- U.S. Plays Role In Global Efforts To Treat, Prevent Drug Abuse
U.S. State Department’s “DipNote”: Fighting Global Drug Addiction
William R. Brownfield, assistant secretary of state for the Bureau of International Narcotics and Law Enforcement Affairs (INL), discusses the U.S. role in responding to drug-related crime and drug abuse globally and notes, “There are many challenges before us. On the heels of this year’s International Day Against Drug Abuse and Illicit Trafficking, we should focus on one — drug abuse – for which we have the research, science, and evidence-based practices to implement effective treatment and prevention” (7/8).
- Gavi Announces Support For Immunization Programs, Health Systems In Ebola-Hit West Africa
Gavi, The Vaccine Alliance: Gavi to support rebuilding of immunization programs in Ebola-affected countries

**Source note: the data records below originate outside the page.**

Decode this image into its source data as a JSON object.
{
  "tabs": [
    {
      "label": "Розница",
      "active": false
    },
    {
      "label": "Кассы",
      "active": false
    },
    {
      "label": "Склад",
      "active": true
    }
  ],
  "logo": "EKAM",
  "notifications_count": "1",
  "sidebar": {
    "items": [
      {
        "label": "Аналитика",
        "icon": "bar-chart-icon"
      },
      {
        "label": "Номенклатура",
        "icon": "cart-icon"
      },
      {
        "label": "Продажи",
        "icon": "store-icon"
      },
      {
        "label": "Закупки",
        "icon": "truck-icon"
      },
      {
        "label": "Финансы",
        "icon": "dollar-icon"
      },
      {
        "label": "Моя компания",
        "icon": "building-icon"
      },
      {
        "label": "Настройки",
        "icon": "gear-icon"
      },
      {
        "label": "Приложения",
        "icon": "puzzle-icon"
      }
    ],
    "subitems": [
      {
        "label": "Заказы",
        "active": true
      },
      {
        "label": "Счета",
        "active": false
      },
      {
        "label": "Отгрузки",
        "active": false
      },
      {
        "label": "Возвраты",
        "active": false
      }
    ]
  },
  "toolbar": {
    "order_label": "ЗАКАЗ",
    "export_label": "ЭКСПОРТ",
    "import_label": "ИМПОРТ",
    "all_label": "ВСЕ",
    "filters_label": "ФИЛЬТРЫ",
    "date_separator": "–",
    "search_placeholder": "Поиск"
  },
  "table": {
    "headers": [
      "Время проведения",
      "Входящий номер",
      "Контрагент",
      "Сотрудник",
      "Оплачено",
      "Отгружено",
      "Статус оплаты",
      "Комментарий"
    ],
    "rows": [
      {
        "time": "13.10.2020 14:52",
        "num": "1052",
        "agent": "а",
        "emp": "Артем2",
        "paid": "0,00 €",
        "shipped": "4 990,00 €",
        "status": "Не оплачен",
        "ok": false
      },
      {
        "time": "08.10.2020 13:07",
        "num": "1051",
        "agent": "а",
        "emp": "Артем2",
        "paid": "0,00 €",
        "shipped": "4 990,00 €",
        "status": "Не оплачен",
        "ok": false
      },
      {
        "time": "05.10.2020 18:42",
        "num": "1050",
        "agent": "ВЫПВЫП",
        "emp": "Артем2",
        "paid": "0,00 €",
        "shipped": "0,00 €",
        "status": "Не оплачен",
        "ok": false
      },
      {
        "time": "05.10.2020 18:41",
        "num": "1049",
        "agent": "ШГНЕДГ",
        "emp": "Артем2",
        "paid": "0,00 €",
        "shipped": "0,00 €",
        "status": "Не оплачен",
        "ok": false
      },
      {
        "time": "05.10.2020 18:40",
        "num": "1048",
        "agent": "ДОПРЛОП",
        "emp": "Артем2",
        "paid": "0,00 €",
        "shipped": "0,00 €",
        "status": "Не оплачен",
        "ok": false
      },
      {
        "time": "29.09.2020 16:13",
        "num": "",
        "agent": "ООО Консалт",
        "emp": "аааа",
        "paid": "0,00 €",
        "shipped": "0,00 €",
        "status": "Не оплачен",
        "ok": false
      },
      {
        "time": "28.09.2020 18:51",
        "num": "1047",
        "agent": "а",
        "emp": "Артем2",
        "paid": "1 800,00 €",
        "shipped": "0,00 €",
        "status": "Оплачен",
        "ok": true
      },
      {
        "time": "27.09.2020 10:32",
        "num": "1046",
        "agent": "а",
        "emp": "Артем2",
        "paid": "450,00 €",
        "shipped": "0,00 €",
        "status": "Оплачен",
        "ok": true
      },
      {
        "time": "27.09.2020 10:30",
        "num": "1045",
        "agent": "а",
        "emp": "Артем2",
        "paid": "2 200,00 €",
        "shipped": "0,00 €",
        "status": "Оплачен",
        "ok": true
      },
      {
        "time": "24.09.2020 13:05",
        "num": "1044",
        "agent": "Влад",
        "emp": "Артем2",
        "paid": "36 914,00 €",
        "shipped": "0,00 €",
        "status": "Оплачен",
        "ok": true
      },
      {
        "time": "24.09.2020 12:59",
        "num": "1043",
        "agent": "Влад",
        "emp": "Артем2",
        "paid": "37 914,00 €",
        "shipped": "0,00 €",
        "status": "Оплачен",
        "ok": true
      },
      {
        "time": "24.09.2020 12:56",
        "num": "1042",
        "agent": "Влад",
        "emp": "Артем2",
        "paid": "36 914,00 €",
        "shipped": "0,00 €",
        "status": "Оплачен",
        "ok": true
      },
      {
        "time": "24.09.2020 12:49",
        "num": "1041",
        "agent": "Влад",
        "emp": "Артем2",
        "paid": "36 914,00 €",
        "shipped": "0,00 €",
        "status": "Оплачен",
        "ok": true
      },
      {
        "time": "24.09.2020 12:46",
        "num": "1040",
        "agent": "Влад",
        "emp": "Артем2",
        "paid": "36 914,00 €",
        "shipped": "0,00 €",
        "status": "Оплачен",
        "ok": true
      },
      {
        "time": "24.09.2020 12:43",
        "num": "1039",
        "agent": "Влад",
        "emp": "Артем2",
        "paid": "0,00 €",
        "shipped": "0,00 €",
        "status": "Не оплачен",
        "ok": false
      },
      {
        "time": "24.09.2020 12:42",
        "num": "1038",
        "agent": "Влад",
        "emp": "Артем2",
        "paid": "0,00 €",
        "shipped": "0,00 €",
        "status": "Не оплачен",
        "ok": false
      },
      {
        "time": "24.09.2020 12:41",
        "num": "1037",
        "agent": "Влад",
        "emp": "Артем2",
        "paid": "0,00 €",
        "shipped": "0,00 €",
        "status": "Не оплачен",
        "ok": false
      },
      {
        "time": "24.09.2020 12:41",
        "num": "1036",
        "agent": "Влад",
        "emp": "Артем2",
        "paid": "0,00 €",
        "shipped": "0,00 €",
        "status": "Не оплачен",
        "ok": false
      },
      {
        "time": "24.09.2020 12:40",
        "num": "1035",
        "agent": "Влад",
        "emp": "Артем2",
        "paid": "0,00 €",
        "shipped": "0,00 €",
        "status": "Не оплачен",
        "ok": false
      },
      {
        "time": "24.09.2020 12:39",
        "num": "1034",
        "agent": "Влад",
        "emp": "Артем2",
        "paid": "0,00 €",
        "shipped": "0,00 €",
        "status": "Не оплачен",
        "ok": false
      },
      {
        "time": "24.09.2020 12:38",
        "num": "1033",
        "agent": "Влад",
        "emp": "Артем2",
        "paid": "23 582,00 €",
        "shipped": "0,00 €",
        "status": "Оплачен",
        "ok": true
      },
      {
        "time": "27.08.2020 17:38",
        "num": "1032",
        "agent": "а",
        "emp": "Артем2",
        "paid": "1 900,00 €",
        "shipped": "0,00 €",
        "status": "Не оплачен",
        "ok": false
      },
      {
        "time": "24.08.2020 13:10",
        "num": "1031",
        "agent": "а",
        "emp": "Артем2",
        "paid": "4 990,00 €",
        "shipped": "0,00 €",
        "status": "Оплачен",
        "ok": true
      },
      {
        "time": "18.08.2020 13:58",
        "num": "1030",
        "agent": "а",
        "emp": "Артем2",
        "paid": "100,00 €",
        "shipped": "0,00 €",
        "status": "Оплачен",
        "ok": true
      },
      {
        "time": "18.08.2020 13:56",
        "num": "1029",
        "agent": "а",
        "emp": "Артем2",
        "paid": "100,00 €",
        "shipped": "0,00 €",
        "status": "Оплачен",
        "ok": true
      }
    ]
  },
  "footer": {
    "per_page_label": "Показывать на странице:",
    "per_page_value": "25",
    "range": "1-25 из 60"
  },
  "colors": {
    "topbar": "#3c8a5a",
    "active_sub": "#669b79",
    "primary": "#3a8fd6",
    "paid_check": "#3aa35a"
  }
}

“Plans to rebuild immunization services wrecked by the Ebola crisis in Guinea, Liberia, and Sierra Leone will form the first stage of Gavi’s Ebola investment support and will ensure that hundreds of thousands of children who either missed out or are at risk of missing out will now receive their vaccinations. Additionally, as part of a coordinated approach to ensure the three countries are stronger and more resilient to infectious disease, Gavi is doubling its long-term support for their health systems through to 2020…” (7/7).
- Ahead Of World Population Day, IntraHealth Highlights Stories Of Health Workers
IntraHealth International’s “Vital”: Happy World Population Day, to All Seven Billion of Us
Ahead of World Population Day on July 11, Margarite Nathe, senior editor and writer at IntraHealth International, highlights “10 stories on the emergencies, tragedies, and successes [of health workers] of the past year” (7/8).